YOUR TASK:
Set the records down again in full, exactly as they are, apart from the images.

*** Opening of EXTRACTED MATERIAL ***

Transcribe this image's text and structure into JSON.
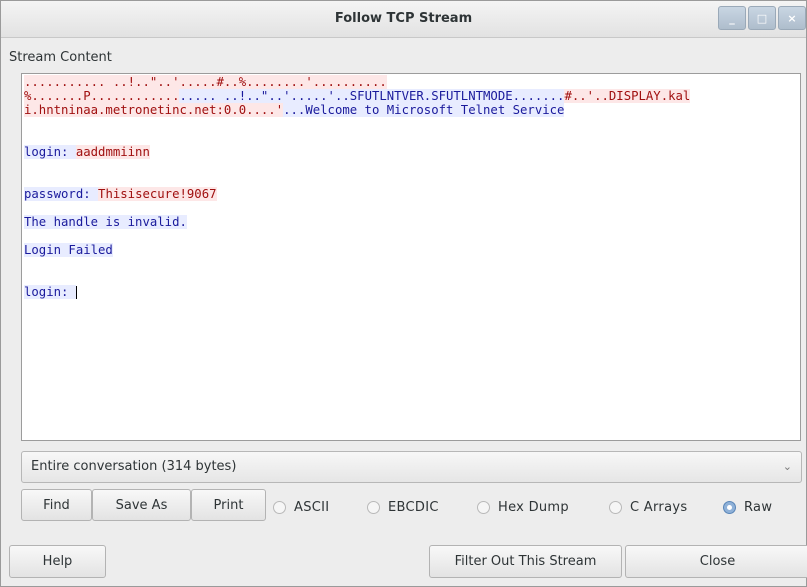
{
  "window": {
    "title": "Follow TCP Stream",
    "controls": {
      "minimize": "_",
      "maximize": "□",
      "close": "×"
    }
  },
  "stream": {
    "label": "Stream Content",
    "lines": [
      {
        "client": "",
        "server": "........... ..!..\"..'.....#..%........'.........."
      },
      {
        "client": "",
        "server": "%.......P............"
      },
      {
        "client": "..... ..!..\"..'.....'..SFUTLNTVER.SFUTLNTMODE.......",
        "server": "#..'..DISPLAY.kal"
      },
      {
        "client": "",
        "server": "i.hntninaa.metronetinc.net:0.0....'"
      },
      {
        "client": "...Welcome to Microsoft Telnet Service",
        "server": ""
      },
      {
        "client": "login: ",
        "server": "aaddmmiinn"
      },
      {
        "client": "password: ",
        "server": "Thisisecure!9067"
      },
      {
        "client": "The handle is invalid.",
        "server": ""
      },
      {
        "client": "Login Failed",
        "server": ""
      },
      {
        "client": "login: ",
        "server": ""
      }
    ]
  },
  "conversation_select": {
    "value": "Entire conversation (314 bytes)",
    "arrow_icon": "chevron-down-icon"
  },
  "buttons": {
    "find": "Find",
    "save_as": "Save As",
    "print": "Print",
    "help": "Help",
    "filter_out": "Filter Out This Stream",
    "close": "Close"
  },
  "format_options": {
    "selected": "Raw",
    "ascii": "ASCII",
    "ebcdic": "EBCDIC",
    "hex_dump": "Hex Dump",
    "c_arrays": "C Arrays",
    "raw": "Raw"
  },
  "colors": {
    "client_text": "#1a1a9c",
    "client_bg": "#e8ecff",
    "server_text": "#a01010",
    "server_bg": "#fde7e7"
  }
}
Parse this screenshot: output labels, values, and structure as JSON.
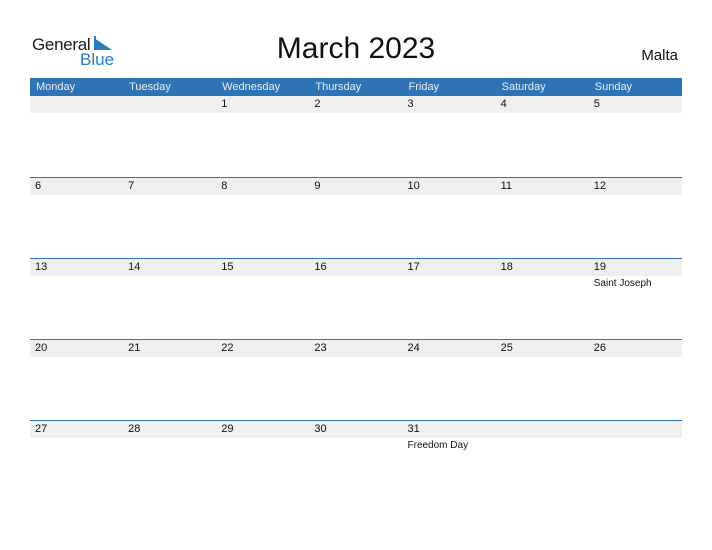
{
  "logo": {
    "general": "General",
    "blue": "Blue"
  },
  "title": "March 2023",
  "country": "Malta",
  "weekdays": [
    "Monday",
    "Tuesday",
    "Wednesday",
    "Thursday",
    "Friday",
    "Saturday",
    "Sunday"
  ],
  "weeks": [
    [
      {
        "day": ""
      },
      {
        "day": ""
      },
      {
        "day": "1"
      },
      {
        "day": "2"
      },
      {
        "day": "3"
      },
      {
        "day": "4"
      },
      {
        "day": "5"
      }
    ],
    [
      {
        "day": "6"
      },
      {
        "day": "7"
      },
      {
        "day": "8"
      },
      {
        "day": "9"
      },
      {
        "day": "10"
      },
      {
        "day": "11"
      },
      {
        "day": "12"
      }
    ],
    [
      {
        "day": "13"
      },
      {
        "day": "14"
      },
      {
        "day": "15"
      },
      {
        "day": "16"
      },
      {
        "day": "17"
      },
      {
        "day": "18"
      },
      {
        "day": "19",
        "holiday": "Saint Joseph"
      }
    ],
    [
      {
        "day": "20"
      },
      {
        "day": "21"
      },
      {
        "day": "22"
      },
      {
        "day": "23"
      },
      {
        "day": "24"
      },
      {
        "day": "25"
      },
      {
        "day": "26"
      }
    ],
    [
      {
        "day": "27"
      },
      {
        "day": "28"
      },
      {
        "day": "29"
      },
      {
        "day": "30"
      },
      {
        "day": "31",
        "holiday": "Freedom Day"
      },
      {
        "day": ""
      },
      {
        "day": ""
      }
    ]
  ],
  "colors": {
    "header": "#2e73b5",
    "brand_blue": "#2a7bc4",
    "band": "#efefef"
  }
}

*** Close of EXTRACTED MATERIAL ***

REPLY TO THE EXERCISE:
Transcribe this image's text and structure into JSON.
{
  "window": {
    "title": "Follow TCP Stream",
    "controls": {
      "minimize": "_",
      "maximize": "□",
      "close": "×"
    }
  },
  "stream": {
    "label": "Stream Content",
    "lines": [
      {
        "client": "",
        "server": "........... ..!..\"..'.....#..%........'.........."
      },
      {
        "client": "",
        "server": "%.......P............"
      },
      {
        "client": "..... ..!..\"..'.....'..SFUTLNTVER.SFUTLNTMODE.......",
        "server": "#..'..DISPLAY.kal"
      },
      {
        "client": "",
        "server": "i.hntninaa.metronetinc.net:0.0....'"
      },
      {
        "client": "...Welcome to Microsoft Telnet Service",
        "server": ""
      },
      {
        "client": "login: ",
        "server": "aaddmmiinn"
      },
      {
        "client": "password: ",
        "server": "Thisisecure!9067"
      },
      {
        "client": "The handle is invalid.",
        "server": ""
      },
      {
        "client": "Login Failed",
        "server": ""
      },
      {
        "client": "login: ",
        "server": ""
      }
    ]
  },
  "conversation_select": {
    "value": "Entire conversation (314 bytes)",
    "arrow_icon": "chevron-down-icon"
  },
  "buttons": {
    "find": "Find",
    "save_as": "Save As",
    "print": "Print",
    "help": "Help",
    "filter_out": "Filter Out This Stream",
    "close": "Close"
  },
  "format_options": {
    "selected": "Raw",
    "ascii": "ASCII",
    "ebcdic": "EBCDIC",
    "hex_dump": "Hex Dump",
    "c_arrays": "C Arrays",
    "raw": "Raw"
  },
  "colors": {
    "client_text": "#1a1a9c",
    "client_bg": "#e8ecff",
    "server_text": "#a01010",
    "server_bg": "#fde7e7"
  }
}
Parse this screenshot: output labels, values, and structure as JSON.
{
  "logo": {
    "general": "General",
    "blue": "Blue"
  },
  "title": "March 2023",
  "country": "Malta",
  "weekdays": [
    "Monday",
    "Tuesday",
    "Wednesday",
    "Thursday",
    "Friday",
    "Saturday",
    "Sunday"
  ],
  "weeks": [
    [
      {
        "day": ""
      },
      {
        "day": ""
      },
      {
        "day": "1"
      },
      {
        "day": "2"
      },
      {
        "day": "3"
      },
      {
        "day": "4"
      },
      {
        "day": "5"
      }
    ],
    [
      {
        "day": "6"
      },
      {
        "day": "7"
      },
      {
        "day": "8"
      },
      {
        "day": "9"
      },
      {
        "day": "10"
      },
      {
        "day": "11"
      },
      {
        "day": "12"
      }
    ],
    [
      {
        "day": "13"
      },
      {
        "day": "14"
      },
      {
        "day": "15"
      },
      {
        "day": "16"
      },
      {
        "day": "17"
      },
      {
        "day": "18"
      },
      {
        "day": "19",
        "holiday": "Saint Joseph"
      }
    ],
    [
      {
        "day": "20"
      },
      {
        "day": "21"
      },
      {
        "day": "22"
      },
      {
        "day": "23"
      },
      {
        "day": "24"
      },
      {
        "day": "25"
      },
      {
        "day": "26"
      }
    ],
    [
      {
        "day": "27"
      },
      {
        "day": "28"
      },
      {
        "day": "29"
      },
      {
        "day": "30"
      },
      {
        "day": "31",
        "holiday": "Freedom Day"
      },
      {
        "day": ""
      },
      {
        "day": ""
      }
    ]
  ],
  "colors": {
    "header": "#2e73b5",
    "brand_blue": "#2a7bc4",
    "band": "#efefef"
  }
}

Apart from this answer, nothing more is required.